[Start of Attachment]

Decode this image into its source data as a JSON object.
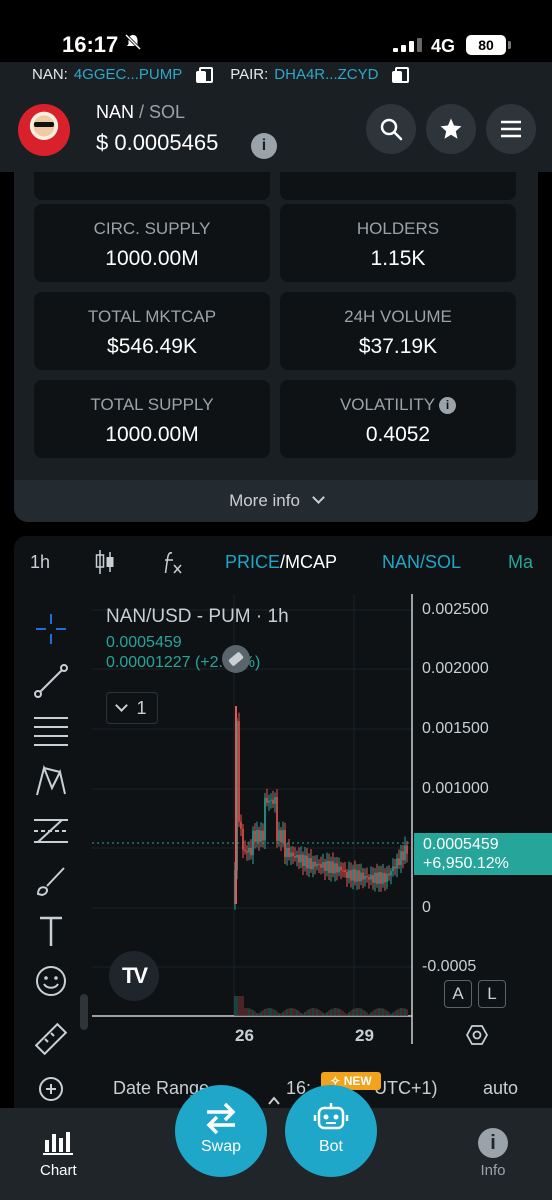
{
  "status_bar": {
    "time": "16:17",
    "network": "4G",
    "battery": "80"
  },
  "header": {
    "token_label": "NAN:",
    "token_address": "4GGEC...PUMP",
    "pair_label": "PAIR:",
    "pair_address": "DHA4R...ZCYD",
    "base": "NAN",
    "sep": " / ",
    "quote": "SOL",
    "price": "$ 0.0005465",
    "info_glyph": "i"
  },
  "stats": [
    {
      "label": "CIRC. SUPPLY",
      "value": "1000.00M"
    },
    {
      "label": "HOLDERS",
      "value": "1.15K"
    },
    {
      "label": "TOTAL MKTCAP",
      "value": "$546.49K"
    },
    {
      "label": "24H VOLUME",
      "value": "$37.19K"
    },
    {
      "label": "TOTAL SUPPLY",
      "value": "1000.00M"
    },
    {
      "label": "VOLATILITY",
      "value": "0.4052"
    }
  ],
  "more_info": "More info",
  "chart_toolbar": {
    "interval": "1h",
    "price": "PRICE",
    "slash": "/",
    "mcap": "MCAP",
    "pair": "NAN/SOL",
    "cut": "Ma"
  },
  "chart": {
    "title": "NAN/USD - PUM · 1h",
    "last_price": "0.0005459",
    "change": "0.00001227 (+2.30%)",
    "count": "1",
    "price_tag_value": "0.0005459",
    "price_tag_change": "+6,950.12%",
    "y_ticks": [
      "0.002500",
      "0.002000",
      "0.001500",
      "0.001000",
      "0",
      "-0.0005"
    ],
    "x_ticks": [
      "26",
      "29"
    ],
    "log_btn": "A",
    "log_btn2": "L",
    "date_range": "Date Range",
    "time_prefix": "16:",
    "timezone": "UTC+1)",
    "auto": "auto",
    "new_badge": "NEW"
  },
  "tabs": {
    "chart": "Chart",
    "swap": "Swap",
    "bot": "Bot",
    "info": "Info"
  },
  "colors": {
    "accent": "#1ea7c9",
    "up": "#26a69a",
    "down": "#ef5350",
    "panel": "#1a1f23"
  }
}
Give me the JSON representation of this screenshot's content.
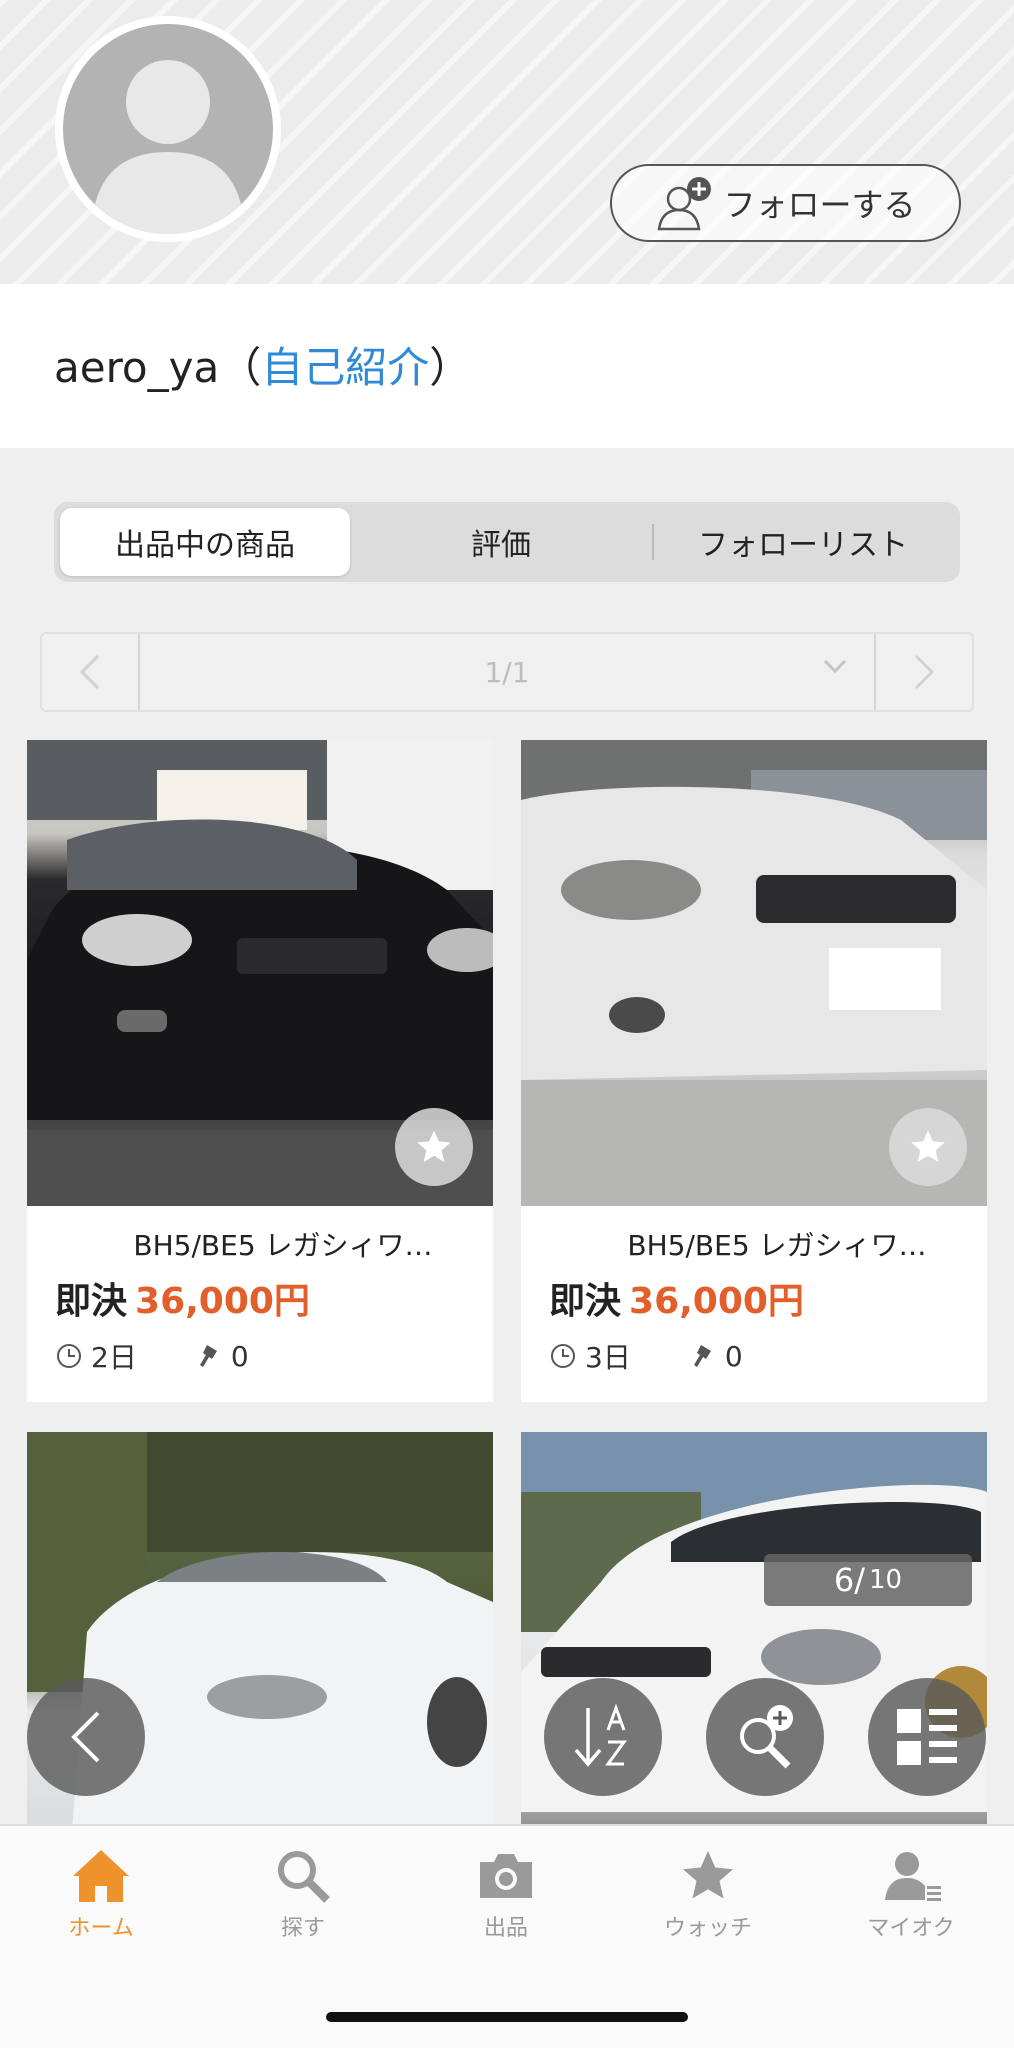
{
  "profile": {
    "follow_button": "フォローする",
    "username": "aero_ya",
    "paren_open": "（",
    "self_intro_link": "自己紹介",
    "paren_close": "）"
  },
  "tabs": [
    "出品中の商品",
    "評価",
    "フォローリスト"
  ],
  "pager": {
    "current": "1/1"
  },
  "items": [
    {
      "title": "BH5/BE5 レガシィワ…",
      "price_label": "即決",
      "price": "36,000円",
      "time_left": "2日",
      "bids": "0"
    },
    {
      "title": "BH5/BE5 レガシィワ…",
      "price_label": "即決",
      "price": "36,000円",
      "time_left": "3日",
      "bids": "0"
    }
  ],
  "page_counter": {
    "current": "6/",
    "total": "10"
  },
  "nav": [
    {
      "label": "ホーム",
      "icon": "home-icon",
      "active": true
    },
    {
      "label": "探す",
      "icon": "search-icon",
      "active": false
    },
    {
      "label": "出品",
      "icon": "camera-icon",
      "active": false
    },
    {
      "label": "ウォッチ",
      "icon": "star-icon",
      "active": false
    },
    {
      "label": "マイオク",
      "icon": "user-list-icon",
      "active": false
    }
  ],
  "colors": {
    "accent": "#f0922c",
    "price": "#e25e2a",
    "link": "#2f8ad8"
  }
}
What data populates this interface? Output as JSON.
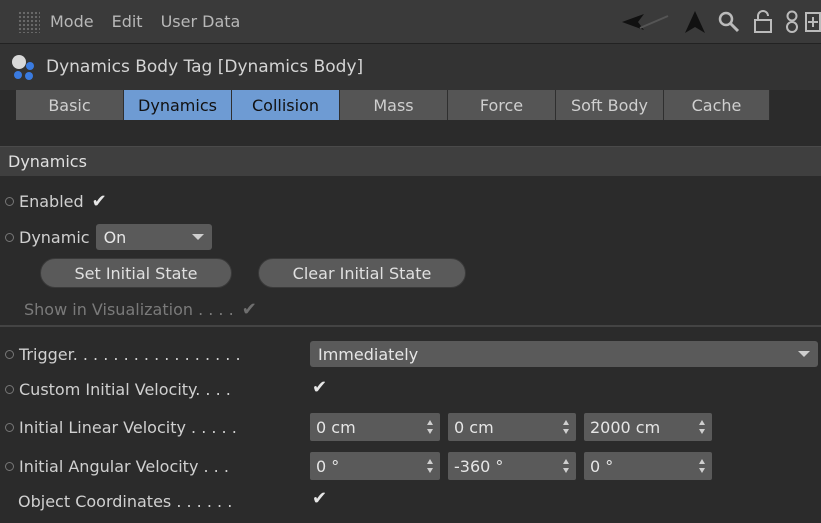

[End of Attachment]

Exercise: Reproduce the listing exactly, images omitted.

Answer for the task:
Decode this image into its source data as a JSON object.
{
  "status_bar": {
    "time": "16:17",
    "network": "4G",
    "battery": "80"
  },
  "header": {
    "token_label": "NAN:",
    "token_address": "4GGEC...PUMP",
    "pair_label": "PAIR:",
    "pair_address": "DHA4R...ZCYD",
    "base": "NAN",
    "sep": " / ",
    "quote": "SOL",
    "price": "$ 0.0005465",
    "info_glyph": "i"
  },
  "stats": [
    {
      "label": "CIRC. SUPPLY",
      "value": "1000.00M"
    },
    {
      "label": "HOLDERS",
      "value": "1.15K"
    },
    {
      "label": "TOTAL MKTCAP",
      "value": "$546.49K"
    },
    {
      "label": "24H VOLUME",
      "value": "$37.19K"
    },
    {
      "label": "TOTAL SUPPLY",
      "value": "1000.00M"
    },
    {
      "label": "VOLATILITY",
      "value": "0.4052"
    }
  ],
  "more_info": "More info",
  "chart_toolbar": {
    "interval": "1h",
    "price": "PRICE",
    "slash": "/",
    "mcap": "MCAP",
    "pair": "NAN/SOL",
    "cut": "Ma"
  },
  "chart": {
    "title": "NAN/USD - PUM · 1h",
    "last_price": "0.0005459",
    "change": "0.00001227 (+2.30%)",
    "count": "1",
    "price_tag_value": "0.0005459",
    "price_tag_change": "+6,950.12%",
    "y_ticks": [
      "0.002500",
      "0.002000",
      "0.001500",
      "0.001000",
      "0",
      "-0.0005"
    ],
    "x_ticks": [
      "26",
      "29"
    ],
    "log_btn": "A",
    "log_btn2": "L",
    "date_range": "Date Range",
    "time_prefix": "16:",
    "timezone": "UTC+1)",
    "auto": "auto",
    "new_badge": "NEW"
  },
  "tabs": {
    "chart": "Chart",
    "swap": "Swap",
    "bot": "Bot",
    "info": "Info"
  },
  "colors": {
    "accent": "#1ea7c9",
    "up": "#26a69a",
    "down": "#ef5350",
    "panel": "#1a1f23"
  }
}
Give me the JSON representation of this screenshot's content.
{
  "profile": {
    "follow_button": "フォローする",
    "username": "aero_ya",
    "paren_open": "（",
    "self_intro_link": "自己紹介",
    "paren_close": "）"
  },
  "tabs": [
    "出品中の商品",
    "評価",
    "フォローリスト"
  ],
  "pager": {
    "current": "1/1"
  },
  "items": [
    {
      "title": "BH5/BE5 レガシィワ…",
      "price_label": "即決",
      "price": "36,000円",
      "time_left": "2日",
      "bids": "0"
    },
    {
      "title": "BH5/BE5 レガシィワ…",
      "price_label": "即決",
      "price": "36,000円",
      "time_left": "3日",
      "bids": "0"
    }
  ],
  "page_counter": {
    "current": "6/",
    "total": "10"
  },
  "nav": [
    {
      "label": "ホーム",
      "icon": "home-icon",
      "active": true
    },
    {
      "label": "探す",
      "icon": "search-icon",
      "active": false
    },
    {
      "label": "出品",
      "icon": "camera-icon",
      "active": false
    },
    {
      "label": "ウォッチ",
      "icon": "star-icon",
      "active": false
    },
    {
      "label": "マイオク",
      "icon": "user-list-icon",
      "active": false
    }
  ],
  "colors": {
    "accent": "#f0922c",
    "price": "#e25e2a",
    "link": "#2f8ad8"
  }
}
What data populates this interface? Output as JSON.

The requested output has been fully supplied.